DATA TO USE: Begin

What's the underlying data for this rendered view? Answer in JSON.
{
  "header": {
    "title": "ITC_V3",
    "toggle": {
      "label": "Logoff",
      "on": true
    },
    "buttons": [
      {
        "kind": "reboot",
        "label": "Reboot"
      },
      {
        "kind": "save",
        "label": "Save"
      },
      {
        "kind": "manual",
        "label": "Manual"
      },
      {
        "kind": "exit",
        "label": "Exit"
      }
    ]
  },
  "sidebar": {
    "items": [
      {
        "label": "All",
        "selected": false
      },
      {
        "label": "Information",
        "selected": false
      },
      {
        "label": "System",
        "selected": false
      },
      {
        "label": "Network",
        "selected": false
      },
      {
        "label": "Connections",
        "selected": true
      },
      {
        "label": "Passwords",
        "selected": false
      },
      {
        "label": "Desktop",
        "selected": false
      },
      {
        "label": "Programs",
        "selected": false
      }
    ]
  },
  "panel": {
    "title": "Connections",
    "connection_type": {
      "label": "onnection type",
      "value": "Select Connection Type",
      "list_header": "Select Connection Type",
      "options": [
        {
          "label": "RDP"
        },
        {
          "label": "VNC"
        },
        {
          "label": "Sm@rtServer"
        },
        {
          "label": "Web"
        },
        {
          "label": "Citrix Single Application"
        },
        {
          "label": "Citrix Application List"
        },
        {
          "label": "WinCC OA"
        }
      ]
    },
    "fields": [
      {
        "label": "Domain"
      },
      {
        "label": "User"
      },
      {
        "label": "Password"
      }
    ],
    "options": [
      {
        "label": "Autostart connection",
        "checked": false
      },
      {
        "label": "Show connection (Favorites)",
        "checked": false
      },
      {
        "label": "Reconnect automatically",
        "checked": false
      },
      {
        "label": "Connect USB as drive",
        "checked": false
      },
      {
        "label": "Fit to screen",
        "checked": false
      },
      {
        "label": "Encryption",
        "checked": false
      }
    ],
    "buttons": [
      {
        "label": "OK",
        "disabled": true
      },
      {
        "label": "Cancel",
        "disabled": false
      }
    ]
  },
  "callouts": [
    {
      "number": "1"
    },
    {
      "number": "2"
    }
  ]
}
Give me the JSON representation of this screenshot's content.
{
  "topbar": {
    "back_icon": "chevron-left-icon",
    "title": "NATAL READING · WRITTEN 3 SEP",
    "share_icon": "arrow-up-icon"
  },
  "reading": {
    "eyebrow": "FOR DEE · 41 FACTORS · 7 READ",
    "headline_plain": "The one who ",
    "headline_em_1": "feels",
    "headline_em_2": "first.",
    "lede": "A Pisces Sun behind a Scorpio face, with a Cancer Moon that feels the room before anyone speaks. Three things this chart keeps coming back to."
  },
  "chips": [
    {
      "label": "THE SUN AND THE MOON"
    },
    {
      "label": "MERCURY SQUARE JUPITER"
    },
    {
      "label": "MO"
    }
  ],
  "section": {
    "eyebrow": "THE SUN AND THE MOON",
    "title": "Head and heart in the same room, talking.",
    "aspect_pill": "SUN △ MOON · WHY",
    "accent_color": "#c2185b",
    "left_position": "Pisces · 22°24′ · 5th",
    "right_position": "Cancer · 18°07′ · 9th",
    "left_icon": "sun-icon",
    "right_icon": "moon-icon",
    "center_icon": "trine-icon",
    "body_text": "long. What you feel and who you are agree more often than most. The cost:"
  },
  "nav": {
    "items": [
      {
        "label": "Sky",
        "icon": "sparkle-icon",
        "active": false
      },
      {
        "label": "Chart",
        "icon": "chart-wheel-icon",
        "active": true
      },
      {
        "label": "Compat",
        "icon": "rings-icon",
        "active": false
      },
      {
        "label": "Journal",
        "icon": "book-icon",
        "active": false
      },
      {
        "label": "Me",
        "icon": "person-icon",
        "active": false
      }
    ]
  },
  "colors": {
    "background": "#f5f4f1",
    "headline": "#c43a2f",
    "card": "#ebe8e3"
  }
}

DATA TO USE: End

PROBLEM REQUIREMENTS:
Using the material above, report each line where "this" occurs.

WRITTEN RESPONSE:
What's the underlying data for this rendered view? Answer in JSON.
Give me the JSON representation of this screenshot's content.
    "lede": "A Pisces Sun behind a Scorpio face, with a Cancer Moon that feels the room before anyone speaks. Three things this chart keeps coming back to."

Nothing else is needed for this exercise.